The study conducted by D-Edge Hospitality Solutions, claims Booking.com has the highest average cancellation rate overall at 50% in 2018. D-Edge goes on to suggest that reservations made further in advance have a higher probability of being canceled – up to 65% for bookings made three months before the anticipated check-in date.
Succumbing to the downside of third-party bookings isn’t inevitable, however. Hoteliers can—and should—take steps to reclaim a direct relationship with the consumer and increase the frequency of direct bookings on their websites.
According to Costa Rica-based ClickAss Tourism Marketing strategist, Keven Peoples, hotels have several tools at their disposal that can be implemented to grow their brand’s internet presence.
“Direct reservations clients generally stay longer, spend more money, and engage in tours or activities suggested, or hosted, by the hotel,” he explains. By drawing consumers back to the brand’s websites, long-term relationships are fostered, and the customer’s trust in the online interaction and the dollar value of their purchase is restored.
Direct bookings also reveal higher tendencies for repeat visits and friends-and-family referrals. Most are made with long lead times—90 days or longer on average—and have a lower cancellation rate, allowing hoteliers to accurately forecast revenue.
“Hotels have to invest somewhere to attract customers. Either they can invest in paying OTA commission rates for bookings (up to 30% in some cases), or they can invest in strengthening their online presence and marketing services,” Peoples adds.
What hoteliers can do to win back their internet audience
According to Peoples, the potential clients who are hesitant to give up the discounted rates and refund guarantees offered by OTAs have to feel that their needs are still being addressed by migrating to a hotel’s direct booking mechanism.
He also suggests that hotels incentivize their website’s listed rate plan by offering slightly lower prices than what appears on third party sites (5% for example). Hoteliers who are bound by price parity contracts can give direct reservation customers special perks like breakfast included, free tours, or resort credit/vouchers that can be used at the hotel’s restaurant, bar, or spa.
Tips for strengthening the direct booking process
On your hotel’s home site:
- It should be self-evident, but many hotels forget to keep their guests as the focused target audience when building a website. Through a comprehensive, clear, and honest depiction of what’s offered, potential consumers will have the data they need to make an informed decision.
- Remember, it’s only the hoteliers themselves that can guarantee they’ll meet the unique needs and expectations of their guests.
- Questions or doubts about what’s included in a final purchase can send potential clients looking elsewhere. Address them.
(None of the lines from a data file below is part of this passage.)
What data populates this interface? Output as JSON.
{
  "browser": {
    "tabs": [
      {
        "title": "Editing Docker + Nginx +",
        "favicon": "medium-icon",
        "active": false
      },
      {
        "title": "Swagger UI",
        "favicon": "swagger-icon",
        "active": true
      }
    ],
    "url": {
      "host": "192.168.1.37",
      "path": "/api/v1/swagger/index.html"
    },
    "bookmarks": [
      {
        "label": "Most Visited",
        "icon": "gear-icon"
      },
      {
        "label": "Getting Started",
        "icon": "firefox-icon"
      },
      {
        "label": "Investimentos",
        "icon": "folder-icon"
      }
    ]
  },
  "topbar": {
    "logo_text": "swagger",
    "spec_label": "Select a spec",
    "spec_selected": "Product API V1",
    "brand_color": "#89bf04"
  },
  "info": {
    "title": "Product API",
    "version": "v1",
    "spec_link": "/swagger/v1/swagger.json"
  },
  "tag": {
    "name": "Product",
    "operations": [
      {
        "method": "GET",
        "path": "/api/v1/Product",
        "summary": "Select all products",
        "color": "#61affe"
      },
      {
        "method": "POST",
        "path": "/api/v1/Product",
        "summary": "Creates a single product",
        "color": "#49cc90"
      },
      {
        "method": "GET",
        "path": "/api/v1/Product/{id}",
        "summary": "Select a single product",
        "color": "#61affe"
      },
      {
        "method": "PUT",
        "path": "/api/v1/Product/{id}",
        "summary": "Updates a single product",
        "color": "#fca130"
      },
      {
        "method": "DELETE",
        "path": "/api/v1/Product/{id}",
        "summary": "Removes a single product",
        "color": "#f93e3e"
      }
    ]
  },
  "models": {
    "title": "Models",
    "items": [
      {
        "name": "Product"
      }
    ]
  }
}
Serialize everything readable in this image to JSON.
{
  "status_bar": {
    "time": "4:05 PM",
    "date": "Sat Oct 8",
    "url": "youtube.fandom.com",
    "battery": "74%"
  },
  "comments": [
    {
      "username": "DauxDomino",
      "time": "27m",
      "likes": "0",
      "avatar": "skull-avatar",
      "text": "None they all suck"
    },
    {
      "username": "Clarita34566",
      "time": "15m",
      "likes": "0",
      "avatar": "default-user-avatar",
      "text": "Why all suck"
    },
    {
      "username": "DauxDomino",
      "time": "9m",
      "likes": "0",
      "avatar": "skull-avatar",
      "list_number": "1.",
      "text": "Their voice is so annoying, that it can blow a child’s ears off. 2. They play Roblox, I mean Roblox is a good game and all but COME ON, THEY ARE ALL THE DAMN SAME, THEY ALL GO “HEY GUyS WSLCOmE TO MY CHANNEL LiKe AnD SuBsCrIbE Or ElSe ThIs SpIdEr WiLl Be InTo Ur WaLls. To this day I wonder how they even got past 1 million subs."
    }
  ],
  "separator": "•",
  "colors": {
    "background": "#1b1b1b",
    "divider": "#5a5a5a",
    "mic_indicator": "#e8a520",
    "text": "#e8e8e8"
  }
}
- Emphasize communication through targeted messaging and live chat options so that guests can have their questions and concerns attended to quickly and efficiently.
- Create a positive interactive experience on the site by engaging clients with personal questions and follow-up emails. For example, give clients the chance to tell you if their stay coincides with an important event, such as a wedding or birthday. By personalizing the customer’s experience, you gain their trust in what your hotel offers.
- Offer OTA-type incentives on your website. Options include customer loyalty programs, referral incentives, or special non-refundable rates for specific rooms or timeframes.
In your OTA parameters:
- Set more rigid parameters to your cancellation policy and apply them to your bookings. For example, non-refundable until a specific date before check-in. Or provide non-refundable discounts on individual rooms only.
- Skip the full-refund option altogether.
Hoteliers ultimately have the power to influence the behaviour of third-party reservations platforms and OTAs. By fostering a culture of collaboration among owners and setting parameters on OTA sites for what’s ok and what’s not, hoteliers will level the playing field and take back their company’s control over online bookings.